I got my Bachelor’s degree in English Literature, with minors in Psychology and Creative Writing, from Chestnut Hill College, which probably none of you have heard of. It’s a tiny college on the outskirts of Philadelphia and it’s notorious for looking like Hogwarts.

I graduated in 2015 and my mind was set: I was going to get an internship at a publishing company and work my way up to the title of Editor. I fluffed up my resume. I applied to every publishing company in NYC that you’ve ever heard of, and then some. I went to the mall and bought the perfect suit for job interviews but I never got to wear it. It’s still hanging on the back of my bedroom door at my parents’ house with the tags on it.

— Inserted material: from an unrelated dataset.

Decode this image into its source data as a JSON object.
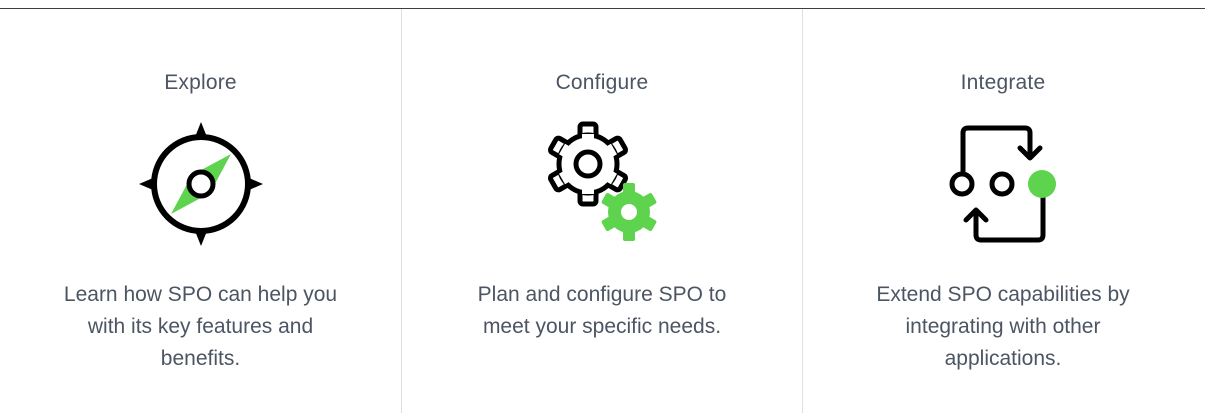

At some point during the process of applying and reading job descriptions of the position I thought I wanted to end up in, I realized that it wasn’t at all what I thought it was, so I gave up. I got a shitty retail job and quit that to move to Jersey with the woman I (stupidly) thought I’d spend the rest of my life with. I ended up in the restaurant industry—which, if we’re being honest, is soul-crushing.

So there I was, heartbroken, angry, and alone, working in a restaurant at the Jersey Shore in the dead of winter.

Creeping into my consciousness was the thought that there was nothing left for me in this place now that she was suddenly gone and marrying her ex on the west coast. (Still bitter. But that’s a different story for a different day.) It was then that Kelly tweeted that she wanted a creative counterpart to help revive Sick Lit Magazine. I sent a DM, and now here I am.

I strongly believe in the mission of SLM. Back in 2015 when my job applications were going ignored and my email inbox was piling up with rejections from literary magazines, I sent what I believed to be the best piece of flash fiction I’d ever written to SLM. It was my last hope. And for the first time, I was published, and I had something to be proud of. Now I get the chance to be that last glimmer of hope for another talented writer out there. I’m ecstatic to be able to keep the dream alive. Not only for great writers disillusioned by rejection, but for myself. I have a renewed sense of hope and purpose.

I can’t wait to work with Kelly and all of you to bring Sick Lit Magazine to its full potential.


Nikki rae Spano